Te Marmilla is a sort of large territory dotted with villages very close to each other, a sort of rural city with many districts. To get from Baradili to Baressa, three kilometers all flat, it takes a few minutes.
I enter the “village of almonds“, famous for its annual festival which has reached its twenty-ninth edition, welcomed by the Mayor Piergiorgio by the deputy Alberto and by the councilor Valeria. Franco, my dentist, a family friend who lives in Cagliari but was born in Baressa, joined us here.
Piergiorgio is keen to introduce me to all the staff, and after saying hello to every single emplyee of the Municipality, we go to the hotel Il Mandorlo, a beautiful structure where I will stay overnight, consisting of various complexes of restored stone houses in the historic center of the village.
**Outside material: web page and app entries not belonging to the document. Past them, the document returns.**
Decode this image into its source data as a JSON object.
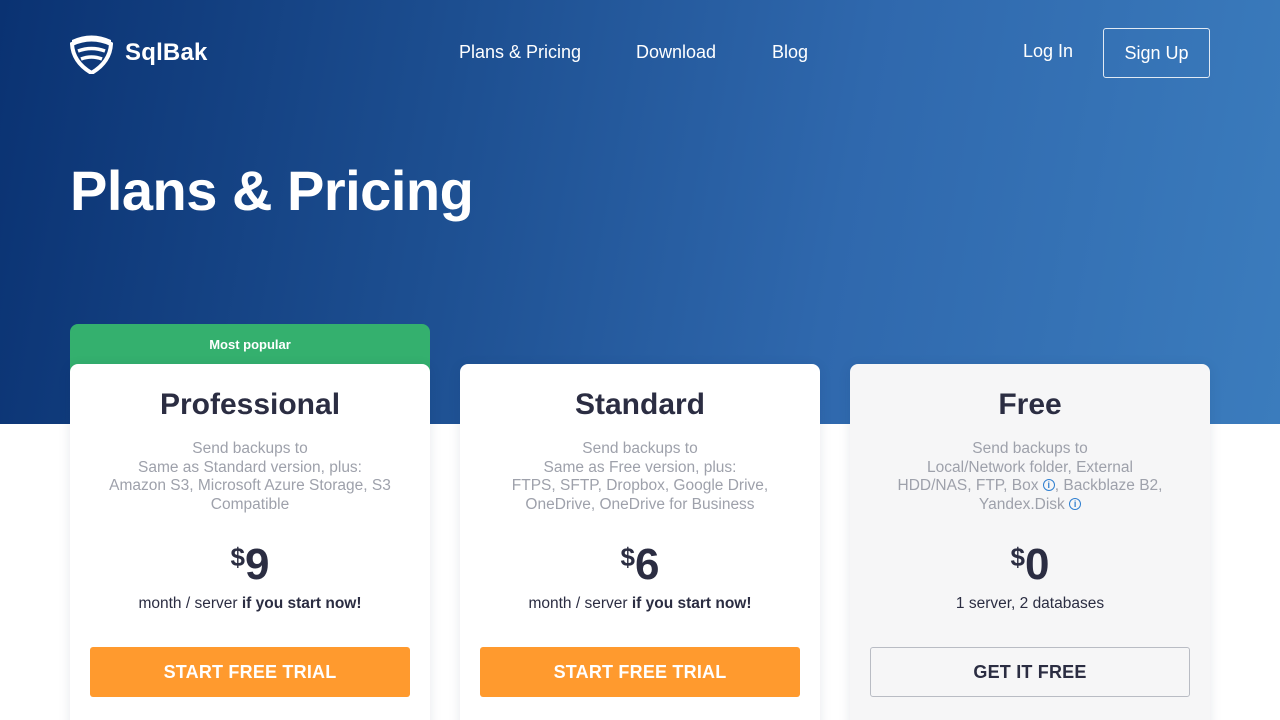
{
  "brand": {
    "name": "SqlBak"
  },
  "nav": {
    "plans": "Plans & Pricing",
    "download": "Download",
    "blog": "Blog",
    "login": "Log In",
    "signup": "Sign Up"
  },
  "page_title": "Plans & Pricing",
  "badge": "Most popular",
  "plans": [
    {
      "name": "Professional",
      "desc_label": "Send backups to",
      "desc_lines": [
        "Same as Standard version, plus:",
        "Amazon S3, Microsoft Azure Storage, S3",
        "Compatible"
      ],
      "currency": "$",
      "price": "9",
      "note_prefix": "month / server",
      "note_bold": "if you start now!",
      "cta": "START FREE TRIAL"
    },
    {
      "name": "Standard",
      "desc_label": "Send backups to",
      "desc_lines": [
        "Same as Free version, plus:",
        "FTPS, SFTP, Dropbox, Google Drive,",
        "OneDrive, OneDrive for Business"
      ],
      "currency": "$",
      "price": "6",
      "note_prefix": "month / server",
      "note_bold": "if you start now!",
      "cta": "START FREE TRIAL"
    },
    {
      "name": "Free",
      "desc_label": "Send backups to",
      "desc_line1": "Local/Network folder, External",
      "desc_line2_a": "HDD/NAS, FTP, Box",
      "desc_line2_b": ", Backblaze B2,",
      "desc_line3": "Yandex.Disk",
      "currency": "$",
      "price": "0",
      "note": "1 server, 2 databases",
      "cta": "GET IT FREE"
    }
  ],
  "colors": {
    "hero_start": "#0a3272",
    "hero_end": "#3b7cbd",
    "badge_green": "#34b06e",
    "cta_orange": "#ff9a2e",
    "text_dark": "#2b2d42",
    "text_muted": "#9ea1ab",
    "info_blue": "#2f7fd0"
  },
  "icons": {
    "logo": "shield-logo-icon",
    "info": "info-icon"
  }
}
Once left bike and luggage, we start a walk through the streets of the center, full of ancient light stone houses, with beautiful portals, courtyards and arcades. The courtyard of one of these manor houses, purchased and restored by the Municipality, has become a public space, enriched by a beautiful mural by Pinuccio Sciola.
We arrive at the “Casa Museo“, an ancient restored mansion where objects of peasant art have been recovered and preserved, including a beautiful millstone. These places, present in almost all the countries I visit, manage to throw you in a world that has now disappeared, made up of ancient crafts and slow work rhythms that adapted to the cycle of the seasons.
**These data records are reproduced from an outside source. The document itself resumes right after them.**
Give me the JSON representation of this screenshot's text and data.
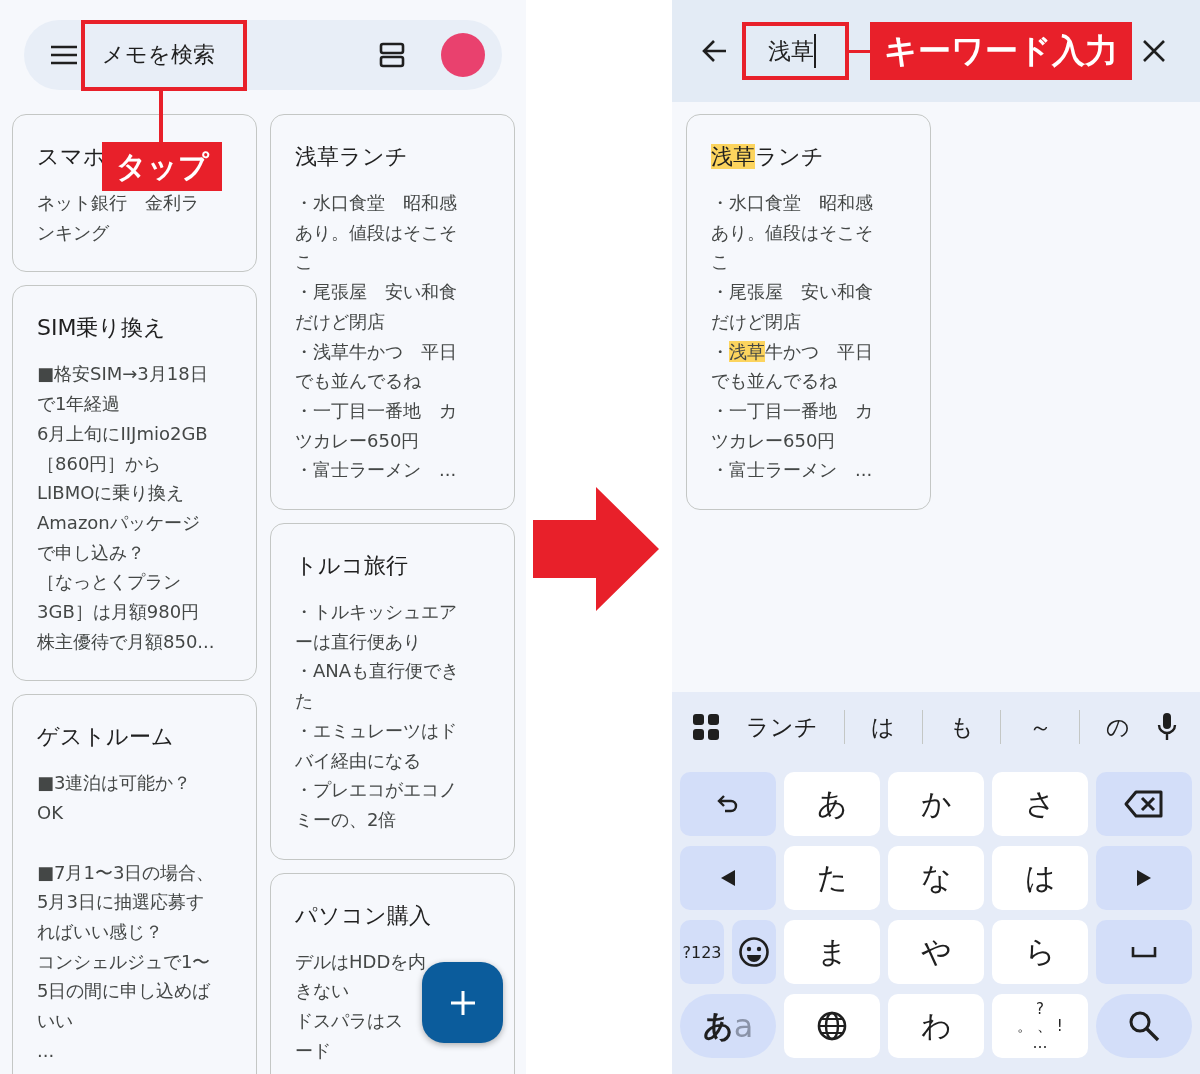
{
  "left_screen": {
    "search": {
      "placeholder": "メモを検索"
    },
    "annotation": {
      "label": "タップ"
    },
    "columns": [
      [
        {
          "title": "スマホ",
          "body": [
            "ネット銀行　金利ラ",
            "ンキング"
          ]
        },
        {
          "title": "SIM乗り換え",
          "body": [
            "■格安SIM→3月18日",
            "で1年経過",
            "6月上旬にIIJmio2GB",
            "［860円］から",
            "LIBMOに乗り換え",
            "Amazonパッケージ",
            "で申し込み？",
            "［なっとくプラン",
            "3GB］は月額980円",
            "株主優待で月額850..."
          ]
        },
        {
          "title": "ゲストルーム",
          "body": [
            "■3連泊は可能か？",
            "OK"
          ],
          "body_2": [
            "■7月1〜3日の場合、",
            "5月3日に抽選応募す",
            "ればいい感じ？",
            "コンシェルジュで1〜",
            "5日の間に申し込めば",
            "いい",
            "..."
          ]
        }
      ],
      [
        {
          "title": "浅草ランチ",
          "body": [
            "・水口食堂　昭和感",
            "あり。値段はそこそ",
            "こ",
            "・尾張屋　安い和食",
            "だけど閉店",
            "・浅草牛かつ　平日",
            "でも並んでるね",
            "・一丁目一番地　カ",
            "ツカレー650円",
            "・富士ラーメン　..."
          ]
        },
        {
          "title": "トルコ旅行",
          "body": [
            "・トルキッシュエア",
            "ーは直行便あり",
            "・ANAも直行便でき",
            "た",
            "・エミュレーツはド",
            "バイ経由になる",
            "・プレエコがエコノ",
            "ミーの、2倍"
          ]
        },
        {
          "title": "パソコン購入",
          "body": [
            "デルはHDDを内",
            "きない",
            "ドスパラはス",
            "ード"
          ]
        }
      ]
    ]
  },
  "right_screen": {
    "search": {
      "value": "浅草"
    },
    "annotation": {
      "label": "キーワード入力"
    },
    "result": {
      "title": [
        {
          "text": "浅草",
          "highlighted": true
        },
        {
          "text": "ランチ",
          "highlighted": false
        }
      ],
      "body": [
        [
          {
            "text": "・水口食堂　昭和感",
            "highlighted": false
          }
        ],
        [
          {
            "text": "あり。値段はそこそ",
            "highlighted": false
          }
        ],
        [
          {
            "text": "こ",
            "highlighted": false
          }
        ],
        [
          {
            "text": "・尾張屋　安い和食",
            "highlighted": false
          }
        ],
        [
          {
            "text": "だけど閉店",
            "highlighted": false
          }
        ],
        [
          {
            "text": "・",
            "highlighted": false
          },
          {
            "text": "浅草",
            "highlighted": true
          },
          {
            "text": "牛かつ　平日",
            "highlighted": false
          }
        ],
        [
          {
            "text": "でも並んでるね",
            "highlighted": false
          }
        ],
        [
          {
            "text": "・一丁目一番地　カ",
            "highlighted": false
          }
        ],
        [
          {
            "text": "ツカレー650円",
            "highlighted": false
          }
        ],
        [
          {
            "text": "・富士ラーメン　...",
            "highlighted": false
          }
        ]
      ]
    },
    "keyboard": {
      "suggestions": [
        "ランチ",
        "は",
        "も",
        "～",
        "の"
      ],
      "rows": [
        [
          {
            "kind": "undo"
          },
          {
            "kind": "char",
            "label": "あ"
          },
          {
            "kind": "char",
            "label": "か"
          },
          {
            "kind": "char",
            "label": "さ"
          },
          {
            "kind": "backspace"
          }
        ],
        [
          {
            "kind": "left"
          },
          {
            "kind": "char",
            "label": "た"
          },
          {
            "kind": "char",
            "label": "な"
          },
          {
            "kind": "char",
            "label": "は"
          },
          {
            "kind": "right"
          }
        ],
        [
          {
            "kind": "pair",
            "keys": [
              {
                "kind": "symbols",
                "label": "?123"
              },
              {
                "kind": "emoji"
              }
            ]
          },
          {
            "kind": "char",
            "label": "ま"
          },
          {
            "kind": "char",
            "label": "や"
          },
          {
            "kind": "char",
            "label": "ら"
          },
          {
            "kind": "space"
          }
        ],
        [
          {
            "kind": "mode",
            "label": "あ",
            "secondary": "a"
          },
          {
            "kind": "globe"
          },
          {
            "kind": "char",
            "label": "わ"
          },
          {
            "kind": "punct",
            "lines": [
              "?",
              "。 、 !",
              "…"
            ]
          },
          {
            "kind": "search"
          }
        ]
      ]
    }
  }
}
We walk up to the parish church of San Giorgio, built in the seventeenth century but which has undergone various changes over the centuries, around which there are still traces of the old cemetery. The parish priest Don Jerome, a euphoric and likeable African man, shows us around. Stained glass windows, an ancient baptistery and above all an exhibition of important polychrome wooden statues preserved in the sacristy.
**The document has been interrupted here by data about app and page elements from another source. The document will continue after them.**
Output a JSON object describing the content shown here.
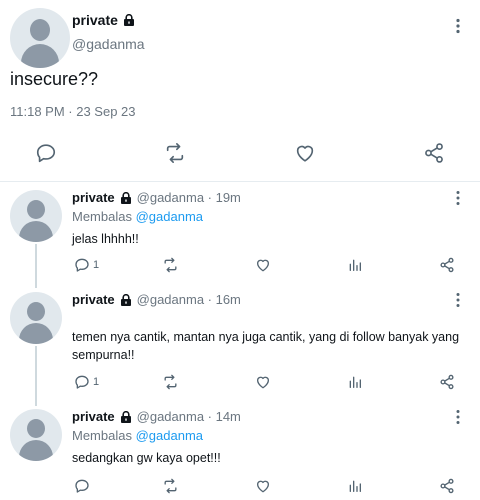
{
  "main_tweet": {
    "author_name": "private",
    "handle": "@gadanma",
    "text": "insecure??",
    "timestamp": "11:18 PM · 23 Sep 23"
  },
  "replies": [
    {
      "author_name": "private",
      "handle_time": "@gadanma · 19m",
      "replying_prefix": "Membalas",
      "replying_to": "@gadanma",
      "text": "jelas lhhhh!!",
      "reply_count": "1"
    },
    {
      "author_name": "private",
      "handle_time": "@gadanma · 16m",
      "replying_prefix": "",
      "replying_to": "",
      "text": "temen nya cantik, mantan nya juga cantik, yang di follow banyak yang sempurna!!",
      "reply_count": "1"
    },
    {
      "author_name": "private",
      "handle_time": "@gadanma · 14m",
      "replying_prefix": "Membalas",
      "replying_to": "@gadanma",
      "text": "sedangkan gw kaya opet!!!",
      "reply_count": ""
    }
  ],
  "colors": {
    "accent": "#1d9bf0",
    "icon": "#536471",
    "text": "#0f1419",
    "muted": "#6b7680"
  },
  "icons": [
    "lock-icon",
    "more-icon",
    "reply-icon",
    "retweet-icon",
    "like-icon",
    "views-icon",
    "share-icon"
  ]
}
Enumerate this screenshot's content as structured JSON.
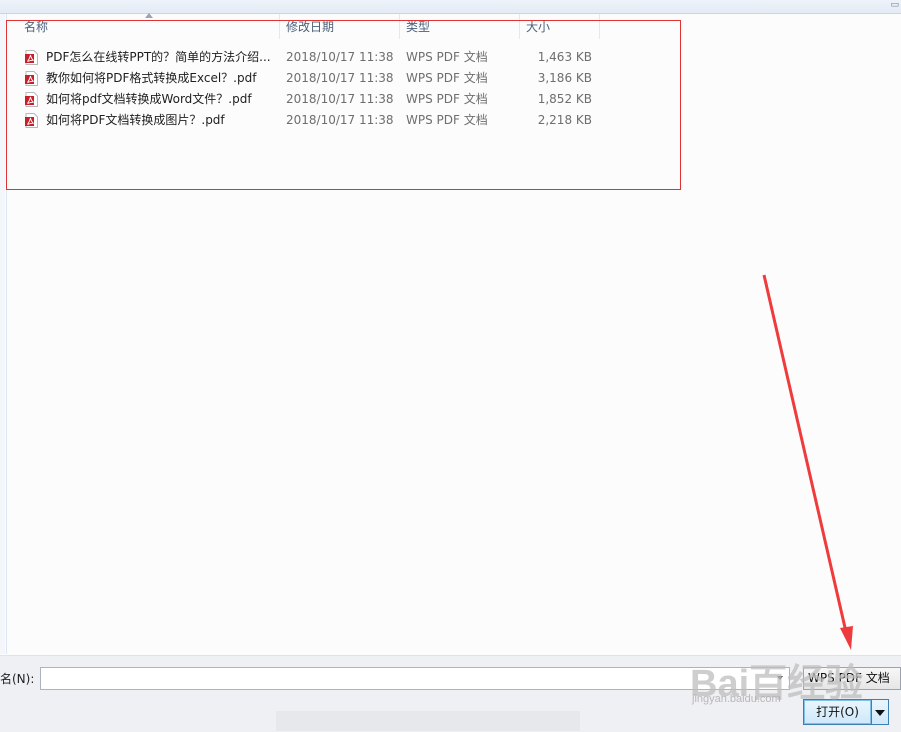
{
  "header": {
    "columns": [
      "名称",
      "修改日期",
      "类型",
      "大小"
    ]
  },
  "files": [
    {
      "name": "PDF怎么在线转PPT的？简单的方法介绍...",
      "date": "2018/10/17 11:38",
      "type": "WPS PDF 文档",
      "size": "1,463 KB"
    },
    {
      "name": "教你如何将PDF格式转换成Excel？.pdf",
      "date": "2018/10/17 11:38",
      "type": "WPS PDF 文档",
      "size": "3,186 KB"
    },
    {
      "name": "如何将pdf文档转换成Word文件？.pdf",
      "date": "2018/10/17 11:38",
      "type": "WPS PDF 文档",
      "size": "1,852 KB"
    },
    {
      "name": "如何将PDF文档转换成图片？.pdf",
      "date": "2018/10/17 11:38",
      "type": "WPS PDF 文档",
      "size": "2,218 KB"
    }
  ],
  "footer": {
    "filename_label": "名(N):",
    "filename_value": "",
    "filetype_value": "WPS PDF 文档",
    "open_label": "打开(O)"
  },
  "watermark": {
    "text": "Bai百经验",
    "url": "jingyan.baidu.com"
  },
  "colors": {
    "annotation_red": "#e03434",
    "pdf_icon_red": "#c8202a"
  },
  "icons": [
    "pdf-file-icon",
    "sort-ascending-icon",
    "dropdown-arrow-icon"
  ]
}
We conclude the visit by climbing the bell tower, which still retains an ancient bell from 1528. From here I admire the whole village from above, and the Marmilla area that extends up to the Giara di Gesturi.
In the countryside around Baressa there is also the church of Santa Maria di Atzeni, rebuilt on the site where, until about 1730, the village of Atzeni stood, then abandoned and gradually completely destroyed.
Not far from the church is the Funtana Bella, a well-restored nineteenth-century fountain, a meeting place for women from the beginning of the last century and beyond.
The morning ends with a visit to the elementary school. Teachers and children are enthusiastic about my stories and my music and the welcome, as always, is that of a star, in the packed gym where the sound of the ukulele echoes powerfully. Like many mayors on this trip, Piergiorgio also believed in the educational power of the message of my project, the music, the journey, the knowledge of Sardinia.
Back at the Il Mandorlo hotel they await us for a colossal lunch, where I can taste excellent products, flavored with a delicious local olive oil and washed down with Tittia white wine, produced by the friends who hosted me in Sini.
The tiredness of the journey, especially in the last few days, has made itself felt and the pains in the joints increase. Fortunately, even my hosts are beginning to understand this, so I spend the evening resting. There are “only” two months (55 stages) before my arrival in Cagliari.
SARDINIAN SHORT STORIES
Autelio, along with other captive soldiers who fought on the Eastern Front during World War II, were lined up by the German guards in front of the platoon. Every day a couple of soldiers were chosen at random, ordered to dig pits, then shot and thrown inside. That day the Germans chose two soldiers, one to the right and one to the left of Autelio. It was his lucky day.
Some time later Autelio was deported to Yugoslavia. Shortly before the border he managed to jump off the train and escape to the fields arriving in Italy. Here, month after month, he exchanged his work on farms for bread and water, until, farm after farm, he walked as far as the outskirts of Rome, settling in the Agro Pontino.
Autelio worked hard in the countryside, until he managed to raise the money for the ferry boat ticket that would take him back once and for all to Sardinia, in his village of origin Baressa.
From his return from the war onwards, it is not known whether for a vow he made, every year Autelio went barefoot to Tuili, to the church of Sant’Antonio Abate. There are those who say that he often walked barefoot even in Baressa. There are those who remember him as a silent and strange type, until his death years ago. Who knows whether with those silences Autelio wanted just to forget about those years spent in war.